BOSTON -- Bruins general manager Peter Chiarelli said that he'll speak to Alain Vigneault at some point, regarding his latest comments, in which the Vancouver Canucks coach said that Brad Marchand "plays to hurt players" and that "someday, he's going to get it."
But on Monday at the TD Garden, Chiarelli defended his player in front of the media, calling Vigneault and Vancouver defensemen Keith Ballard's comments "distasteful" and inappropriate.
"I just feel the need to respond," said Chiarelli. "Whether it's from coaches, GMs, or players, I don't like to hear that kind of stuff. Certainly, I think there's a lobbying element to it. I feel the league does a real good job in these hearings. And I don't think it's necessary to have that out there.
"I like the league to take care of these things. I don't think you have to plead them out in public. But when they talk about our players, I feel the need to respond . . . We try to take the high road on responding to stuff, but when it comes at us like that, we have to respond. That's our position."
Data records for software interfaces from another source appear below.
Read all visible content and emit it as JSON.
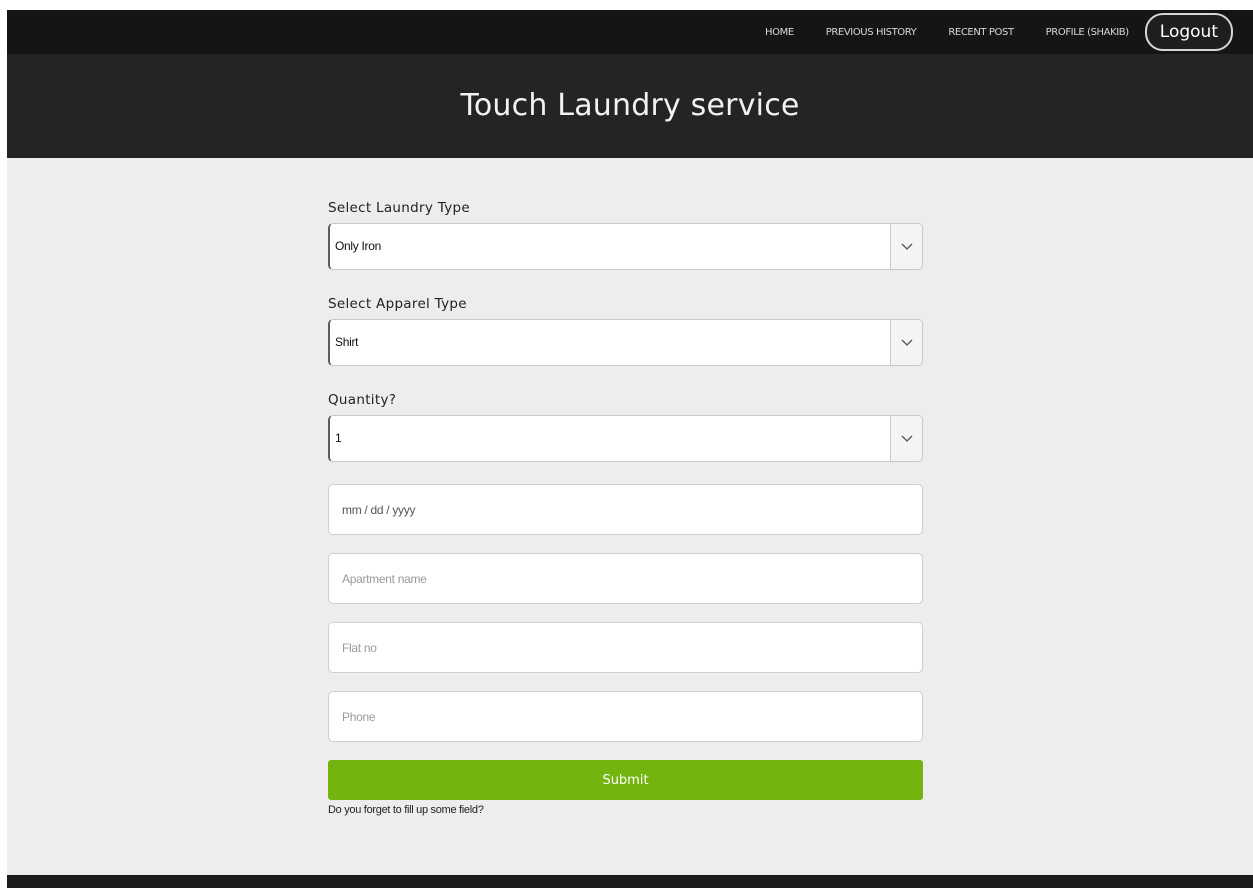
{
  "nav": {
    "links": [
      "HOME",
      "PREVIOUS HISTORY",
      "RECENT POST",
      "PROFILE (SHAKIB)"
    ],
    "logout_label": "Logout"
  },
  "hero": {
    "title": "Touch Laundry service"
  },
  "form": {
    "laundry_type": {
      "label": "Select Laundry Type",
      "value": "Only Iron"
    },
    "apparel_type": {
      "label": "Select Apparel Type",
      "value": "Shirt"
    },
    "quantity": {
      "label": "Quantity?",
      "value": "1"
    },
    "date": {
      "placeholder": "mm / dd / yyyy"
    },
    "apartment": {
      "placeholder": "Apartment name"
    },
    "flat": {
      "placeholder": "Flat no"
    },
    "phone": {
      "placeholder": "Phone"
    },
    "submit_label": "Submit",
    "hint": "Do you forget to fill up some field?"
  },
  "colors": {
    "topbar": "#151515",
    "hero": "#242424",
    "page_background": "#ededed",
    "submit": "#74b40e"
  },
  "icons": {
    "select_arrow": "chevron-down-icon"
  }
}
Marchand was hit with a game misconduct for "clipping" on Saturday after he took a defensive approach to being hit by Vancouver's Sami Salo, and ducked down at the last minute, sending Salo over the top of him.
Salo left the game with an upper-body injury.
Because of the hit, Marchand had a hearing with the league on Monday. But prior to the hearing, Chiarelli defended Marchand, and told the media that he doesn't want his pesky forward to change his game.
"It's about protecting yourself," said Chiarelli. "That's what this is all about.
"We're a physical team, and we're going to be under the microscope for being that. But our players are generally clean. Every team has players that do dirty things. A dirty thing isn't an illegal thing, it just happens. That's why penalties are in place. That's why supplemental discipline's in place.
"But Marchand was protecting himself, and we're going to tell our players to protect themselves."
Chiarelli pointed out that Keith Ballard is notorious for hip checks, and asked what the difference was between his signature hits and the one Marchand put on Salo on Saturday.
"With respect to some of the comments made from Ballard, regarding what's a hip check and what's clipping, and all that stuff, I mean, I think that's naive too," said Chairelli.
"What makes a difference if you have the puck or if you don't, on a hip check? What's the difference? To say that there's a distinction, there's not. It's like a reverse check. And Ballard, he's notorious for that stuff, with or without the puck."
Chiarelli said he didn't know what to expect from Monday's hearing, but he does know that there's no need for the other side calling out Marchand before that hearing.
"I look at the hit, I certainly don't think it was clipping," said Chiarelli. "He hit him in the rear, if you look at it closely. But if they think it is clipping and they hand something down, fine, we'll accept it. Again, I think they do a good job. There's a lot of discussion amongst their group when they hand out these things.
"But the lobbying, I call it propaganda that comes out yesterday, in advance of the hearing, I think it's distasteful."
The most distasteful comments he heard was from Vancouver's coach, about Marchand going to "get it."
"I think we've learned our lesson over time, that, that's a real inappropriate comment," said Chiarelli. "That's a real inappropriate comment. And it's an unprofessional comment.
"There's a carryover effect from the playoffs. It's a big game, it's a hyped-up game. There's a lot of probably pent-up emotion that was behind Vigneault's comment. Having said all that, they shouldn't say stuff like that."